EPC (Energy Performance Certificate)
The Green Deal is the new Government Initiative, which intends to reduce carbon emissions cost-effectively throughout the UK. The scheme aims to offer consumers energy efficient improvements to homes and buildings with no upfront costs, but a payment plan through the consumers energy bill.
The scheme is not means-tested and open to both building owners and tenants. The repayments are made by whoever pays the energy bill for the property, as it is they who will benefit from any energy-efficiency improvement measures.
At the core of the Green Deal is the ‘Golden Rule’ principle, whereby the predicted monthly savings from the improvement must be equal to or greater than the monthly repayment costs and the repayment period must not exceed the expected life span of the measure. Therefore, the bill-payer shouldn’t see any increase in their energy bills.
A new and improved Energy Performance Certificate (EPC) has been developed to deliver an improved EPC that customers can rely on, yet effectively support the Green Deal Policy. The EPC provides a rating of the energy performance of a domestic or non-domestic building on a scale of A-G, and is the basis to identify the potential impact of a range of proposed improvement measures.

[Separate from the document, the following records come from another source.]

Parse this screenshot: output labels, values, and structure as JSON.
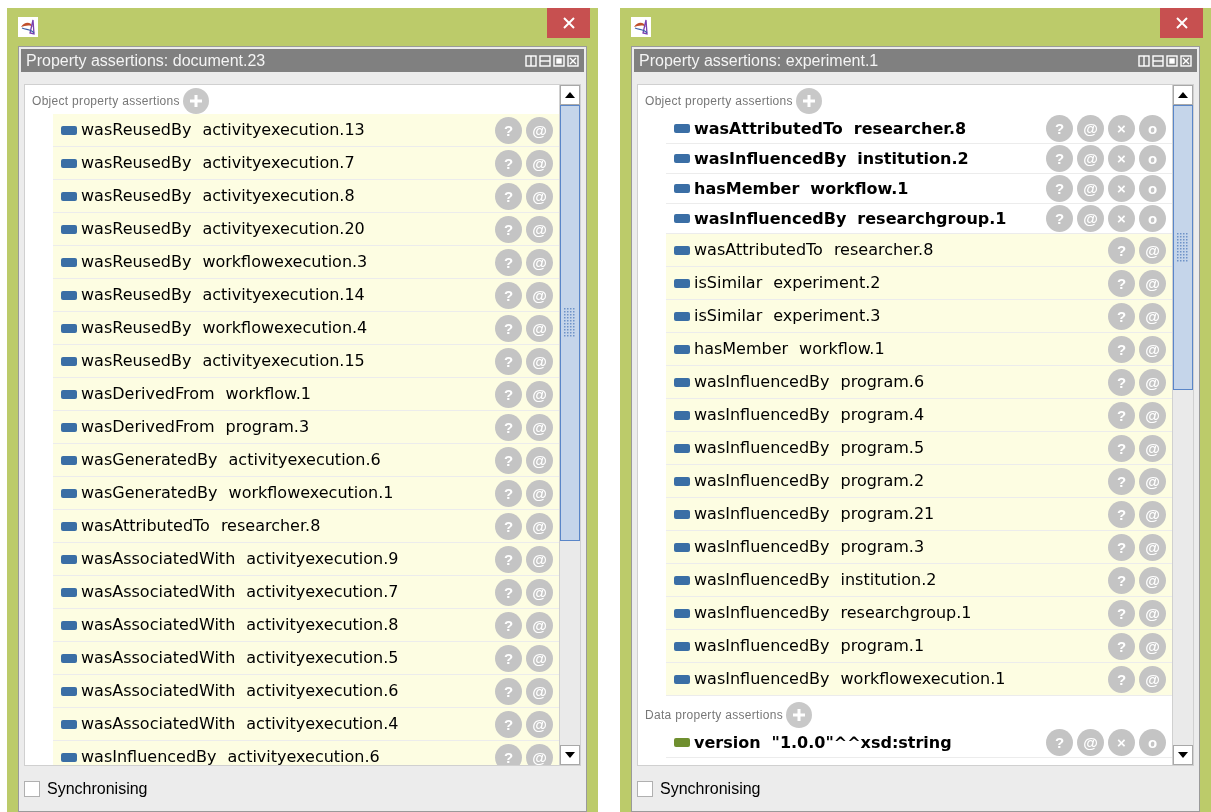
{
  "windows": [
    {
      "title": "Property assertions: document.23",
      "sections": [
        {
          "heading": "Object property assertions",
          "kind": "object",
          "rows": [
            {
              "property": "wasReusedBy",
              "value": "activityexecution.13",
              "asserted": false,
              "buttons": [
                "?",
                "@"
              ]
            },
            {
              "property": "wasReusedBy",
              "value": "activityexecution.7",
              "asserted": false,
              "buttons": [
                "?",
                "@"
              ]
            },
            {
              "property": "wasReusedBy",
              "value": "activityexecution.8",
              "asserted": false,
              "buttons": [
                "?",
                "@"
              ]
            },
            {
              "property": "wasReusedBy",
              "value": "activityexecution.20",
              "asserted": false,
              "buttons": [
                "?",
                "@"
              ]
            },
            {
              "property": "wasReusedBy",
              "value": "workflowexecution.3",
              "asserted": false,
              "buttons": [
                "?",
                "@"
              ]
            },
            {
              "property": "wasReusedBy",
              "value": "activityexecution.14",
              "asserted": false,
              "buttons": [
                "?",
                "@"
              ]
            },
            {
              "property": "wasReusedBy",
              "value": "workflowexecution.4",
              "asserted": false,
              "buttons": [
                "?",
                "@"
              ]
            },
            {
              "property": "wasReusedBy",
              "value": "activityexecution.15",
              "asserted": false,
              "buttons": [
                "?",
                "@"
              ]
            },
            {
              "property": "wasDerivedFrom",
              "value": "workflow.1",
              "asserted": false,
              "buttons": [
                "?",
                "@"
              ]
            },
            {
              "property": "wasDerivedFrom",
              "value": "program.3",
              "asserted": false,
              "buttons": [
                "?",
                "@"
              ]
            },
            {
              "property": "wasGeneratedBy",
              "value": "activityexecution.6",
              "asserted": false,
              "buttons": [
                "?",
                "@"
              ]
            },
            {
              "property": "wasGeneratedBy",
              "value": "workflowexecution.1",
              "asserted": false,
              "buttons": [
                "?",
                "@"
              ]
            },
            {
              "property": "wasAttributedTo",
              "value": "researcher.8",
              "asserted": false,
              "buttons": [
                "?",
                "@"
              ]
            },
            {
              "property": "wasAssociatedWith",
              "value": "activityexecution.9",
              "asserted": false,
              "buttons": [
                "?",
                "@"
              ]
            },
            {
              "property": "wasAssociatedWith",
              "value": "activityexecution.7",
              "asserted": false,
              "buttons": [
                "?",
                "@"
              ]
            },
            {
              "property": "wasAssociatedWith",
              "value": "activityexecution.8",
              "asserted": false,
              "buttons": [
                "?",
                "@"
              ]
            },
            {
              "property": "wasAssociatedWith",
              "value": "activityexecution.5",
              "asserted": false,
              "buttons": [
                "?",
                "@"
              ]
            },
            {
              "property": "wasAssociatedWith",
              "value": "activityexecution.6",
              "asserted": false,
              "buttons": [
                "?",
                "@"
              ]
            },
            {
              "property": "wasAssociatedWith",
              "value": "activityexecution.4",
              "asserted": false,
              "buttons": [
                "?",
                "@"
              ]
            },
            {
              "property": "wasInfluencedBy",
              "value": "activityexecution.6",
              "asserted": false,
              "buttons": [
                "?",
                "@"
              ]
            }
          ]
        }
      ],
      "footer": {
        "label": "Synchronising",
        "checked": false
      }
    },
    {
      "title": "Property assertions: experiment.1",
      "sections": [
        {
          "heading": "Object property assertions",
          "kind": "object",
          "rows": [
            {
              "property": "wasAttributedTo",
              "value": "researcher.8",
              "asserted": true,
              "buttons": [
                "?",
                "@",
                "×",
                "o"
              ]
            },
            {
              "property": "wasInfluencedBy",
              "value": "institution.2",
              "asserted": true,
              "buttons": [
                "?",
                "@",
                "×",
                "o"
              ]
            },
            {
              "property": "hasMember",
              "value": "workflow.1",
              "asserted": true,
              "buttons": [
                "?",
                "@",
                "×",
                "o"
              ]
            },
            {
              "property": "wasInfluencedBy",
              "value": "researchgroup.1",
              "asserted": true,
              "buttons": [
                "?",
                "@",
                "×",
                "o"
              ]
            },
            {
              "property": "wasAttributedTo",
              "value": "researcher.8",
              "asserted": false,
              "buttons": [
                "?",
                "@"
              ]
            },
            {
              "property": "isSimilar",
              "value": "experiment.2",
              "asserted": false,
              "buttons": [
                "?",
                "@"
              ]
            },
            {
              "property": "isSimilar",
              "value": "experiment.3",
              "asserted": false,
              "buttons": [
                "?",
                "@"
              ]
            },
            {
              "property": "hasMember",
              "value": "workflow.1",
              "asserted": false,
              "buttons": [
                "?",
                "@"
              ]
            },
            {
              "property": "wasInfluencedBy",
              "value": "program.6",
              "asserted": false,
              "buttons": [
                "?",
                "@"
              ]
            },
            {
              "property": "wasInfluencedBy",
              "value": "program.4",
              "asserted": false,
              "buttons": [
                "?",
                "@"
              ]
            },
            {
              "property": "wasInfluencedBy",
              "value": "program.5",
              "asserted": false,
              "buttons": [
                "?",
                "@"
              ]
            },
            {
              "property": "wasInfluencedBy",
              "value": "program.2",
              "asserted": false,
              "buttons": [
                "?",
                "@"
              ]
            },
            {
              "property": "wasInfluencedBy",
              "value": "program.21",
              "asserted": false,
              "buttons": [
                "?",
                "@"
              ]
            },
            {
              "property": "wasInfluencedBy",
              "value": "program.3",
              "asserted": false,
              "buttons": [
                "?",
                "@"
              ]
            },
            {
              "property": "wasInfluencedBy",
              "value": "institution.2",
              "asserted": false,
              "buttons": [
                "?",
                "@"
              ]
            },
            {
              "property": "wasInfluencedBy",
              "value": "researchgroup.1",
              "asserted": false,
              "buttons": [
                "?",
                "@"
              ]
            },
            {
              "property": "wasInfluencedBy",
              "value": "program.1",
              "asserted": false,
              "buttons": [
                "?",
                "@"
              ]
            },
            {
              "property": "wasInfluencedBy",
              "value": "workflowexecution.1",
              "asserted": false,
              "buttons": [
                "?",
                "@"
              ]
            }
          ]
        },
        {
          "heading": "Data property assertions",
          "kind": "data",
          "rows": [
            {
              "property": "version",
              "value": "\"1.0.0\"^^xsd:string",
              "asserted": true,
              "buttons": [
                "?",
                "@",
                "×",
                "o"
              ]
            }
          ]
        }
      ],
      "footer": {
        "label": "Synchronising",
        "checked": false
      }
    }
  ]
}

An EPC is required by law when a building is built, sold or let. (www.directgov.uk)
By law you should be provided an EPC on request when buying a home, buying a newly built home or renting a property. (www.directgov.uk)
If an EPC is not provided trading standards officers have the power to issue a fixed penalty notice of £200 for domestic properties. (www.directgov.uk)
The Private Rented Sector
The Green Deal incentive will be beneficial to both landlords and tenants. Energy efficient improvements can be made by the landlord or tenant without having to pay for them upfront. The tenant will pay back the measures via their energy bill in instalments, whilst benefitting from lower energy bills.
The sector has the highest proportion of least energy efficient homes - 5.8% of G rated properties compared with 3.4% in owner-occupier. (www.decc.gov.uk)
20% of households in the English private rented sector are fuel poor. (www.decc.gov.uk)
From April 2016, private residential landlords will be unable to refuse a tenant's reasonable request for consent to energy efficiency improvements where a finance package, such as the Green Deal and/or the Energy Company Obligation (ECO), is available.
Provisions in the Act also provide powers to ensure that from April 2018, it will be unlawful to rent out a residential or business premise that does not reach a minimum energy ef?ciency standard, which is targeted at an EPC rating of E.